*** Opening of THE INPUT ***

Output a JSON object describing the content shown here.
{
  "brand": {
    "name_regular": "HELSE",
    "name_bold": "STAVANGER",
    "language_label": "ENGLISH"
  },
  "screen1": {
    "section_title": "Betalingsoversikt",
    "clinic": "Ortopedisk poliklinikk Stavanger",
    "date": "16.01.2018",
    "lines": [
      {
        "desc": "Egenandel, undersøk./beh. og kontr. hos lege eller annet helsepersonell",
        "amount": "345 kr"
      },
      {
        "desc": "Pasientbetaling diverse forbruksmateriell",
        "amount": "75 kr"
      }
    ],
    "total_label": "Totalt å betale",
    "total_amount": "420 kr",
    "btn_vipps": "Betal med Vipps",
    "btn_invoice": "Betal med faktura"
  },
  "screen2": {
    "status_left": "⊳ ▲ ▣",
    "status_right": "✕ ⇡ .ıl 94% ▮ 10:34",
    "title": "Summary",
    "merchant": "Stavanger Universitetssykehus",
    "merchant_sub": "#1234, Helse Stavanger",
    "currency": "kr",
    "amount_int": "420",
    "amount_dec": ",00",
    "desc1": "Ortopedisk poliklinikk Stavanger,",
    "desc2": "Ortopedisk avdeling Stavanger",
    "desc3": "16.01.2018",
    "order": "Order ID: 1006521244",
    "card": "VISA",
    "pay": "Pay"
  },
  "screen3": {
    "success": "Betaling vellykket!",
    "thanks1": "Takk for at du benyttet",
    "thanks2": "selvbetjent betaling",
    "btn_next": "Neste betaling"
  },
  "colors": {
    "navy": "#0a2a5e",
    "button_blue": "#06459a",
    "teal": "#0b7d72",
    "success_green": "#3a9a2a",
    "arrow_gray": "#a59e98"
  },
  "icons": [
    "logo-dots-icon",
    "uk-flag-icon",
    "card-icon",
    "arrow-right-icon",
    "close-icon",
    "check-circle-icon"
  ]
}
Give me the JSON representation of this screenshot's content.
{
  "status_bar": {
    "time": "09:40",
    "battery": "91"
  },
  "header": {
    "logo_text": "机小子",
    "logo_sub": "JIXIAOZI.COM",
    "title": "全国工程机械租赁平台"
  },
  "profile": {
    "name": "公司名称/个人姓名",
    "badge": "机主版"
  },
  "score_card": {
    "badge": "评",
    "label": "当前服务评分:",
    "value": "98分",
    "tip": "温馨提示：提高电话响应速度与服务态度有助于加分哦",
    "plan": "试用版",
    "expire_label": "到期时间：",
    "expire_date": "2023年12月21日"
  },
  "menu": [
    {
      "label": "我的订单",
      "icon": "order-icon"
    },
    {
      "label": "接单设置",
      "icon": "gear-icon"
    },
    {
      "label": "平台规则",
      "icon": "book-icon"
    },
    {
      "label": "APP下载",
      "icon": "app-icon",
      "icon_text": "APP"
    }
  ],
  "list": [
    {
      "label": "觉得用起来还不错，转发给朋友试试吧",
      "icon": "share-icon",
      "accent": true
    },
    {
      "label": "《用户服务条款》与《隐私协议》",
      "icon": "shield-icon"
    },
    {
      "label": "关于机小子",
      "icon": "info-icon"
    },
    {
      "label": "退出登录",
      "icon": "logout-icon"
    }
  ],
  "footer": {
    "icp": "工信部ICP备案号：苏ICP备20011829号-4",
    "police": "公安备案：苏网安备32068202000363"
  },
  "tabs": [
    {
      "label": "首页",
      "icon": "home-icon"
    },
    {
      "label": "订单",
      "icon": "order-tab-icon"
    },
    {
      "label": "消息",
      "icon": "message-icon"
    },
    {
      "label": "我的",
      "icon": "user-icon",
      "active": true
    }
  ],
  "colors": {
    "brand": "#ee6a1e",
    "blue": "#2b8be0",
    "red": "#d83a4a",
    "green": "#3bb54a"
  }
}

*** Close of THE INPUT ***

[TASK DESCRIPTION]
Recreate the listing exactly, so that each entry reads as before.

[EXPECTED ANSWER]
Output a JSON object describing the content shown here.
{
  "brand": {
    "name_regular": "HELSE",
    "name_bold": "STAVANGER",
    "language_label": "ENGLISH"
  },
  "screen1": {
    "section_title": "Betalingsoversikt",
    "clinic": "Ortopedisk poliklinikk Stavanger",
    "date": "16.01.2018",
    "lines": [
      {
        "desc": "Egenandel, undersøk./beh. og kontr. hos lege eller annet helsepersonell",
        "amount": "345 kr"
      },
      {
        "desc": "Pasientbetaling diverse forbruksmateriell",
        "amount": "75 kr"
      }
    ],
    "total_label": "Totalt å betale",
    "total_amount": "420 kr",
    "btn_vipps": "Betal med Vipps",
    "btn_invoice": "Betal med faktura"
  },
  "screen2": {
    "status_left": "⊳ ▲ ▣",
    "status_right": "✕ ⇡ .ıl 94% ▮ 10:34",
    "title": "Summary",
    "merchant": "Stavanger Universitetssykehus",
    "merchant_sub": "#1234, Helse Stavanger",
    "currency": "kr",
    "amount_int": "420",
    "amount_dec": ",00",
    "desc1": "Ortopedisk poliklinikk Stavanger,",
    "desc2": "Ortopedisk avdeling Stavanger",
    "desc3": "16.01.2018",
    "order": "Order ID: 1006521244",
    "card": "VISA",
    "pay": "Pay"
  },
  "screen3": {
    "success": "Betaling vellykket!",
    "thanks1": "Takk for at du benyttet",
    "thanks2": "selvbetjent betaling",
    "btn_next": "Neste betaling"
  },
  "colors": {
    "navy": "#0a2a5e",
    "button_blue": "#06459a",
    "teal": "#0b7d72",
    "success_green": "#3a9a2a",
    "arrow_gray": "#a59e98"
  },
  "icons": [
    "logo-dots-icon",
    "uk-flag-icon",
    "card-icon",
    "arrow-right-icon",
    "close-icon",
    "check-circle-icon"
  ]
}
Give me the JSON representation of this screenshot's content.
{
  "status_bar": {
    "time": "09:40",
    "battery": "91"
  },
  "header": {
    "logo_text": "机小子",
    "logo_sub": "JIXIAOZI.COM",
    "title": "全国工程机械租赁平台"
  },
  "profile": {
    "name": "公司名称/个人姓名",
    "badge": "机主版"
  },
  "score_card": {
    "badge": "评",
    "label": "当前服务评分:",
    "value": "98分",
    "tip": "温馨提示：提高电话响应速度与服务态度有助于加分哦",
    "plan": "试用版",
    "expire_label": "到期时间：",
    "expire_date": "2023年12月21日"
  },
  "menu": [
    {
      "label": "我的订单",
      "icon": "order-icon"
    },
    {
      "label": "接单设置",
      "icon": "gear-icon"
    },
    {
      "label": "平台规则",
      "icon": "book-icon"
    },
    {
      "label": "APP下载",
      "icon": "app-icon",
      "icon_text": "APP"
    }
  ],
  "list": [
    {
      "label": "觉得用起来还不错，转发给朋友试试吧",
      "icon": "share-icon",
      "accent": true
    },
    {
      "label": "《用户服务条款》与《隐私协议》",
      "icon": "shield-icon"
    },
    {
      "label": "关于机小子",
      "icon": "info-icon"
    },
    {
      "label": "退出登录",
      "icon": "logout-icon"
    }
  ],
  "footer": {
    "icp": "工信部ICP备案号：苏ICP备20011829号-4",
    "police": "公安备案：苏网安备32068202000363"
  },
  "tabs": [
    {
      "label": "首页",
      "icon": "home-icon"
    },
    {
      "label": "订单",
      "icon": "order-tab-icon"
    },
    {
      "label": "消息",
      "icon": "message-icon"
    },
    {
      "label": "我的",
      "icon": "user-icon",
      "active": true
    }
  ],
  "colors": {
    "brand": "#ee6a1e",
    "blue": "#2b8be0",
    "red": "#d83a4a",
    "green": "#3bb54a"
  }
}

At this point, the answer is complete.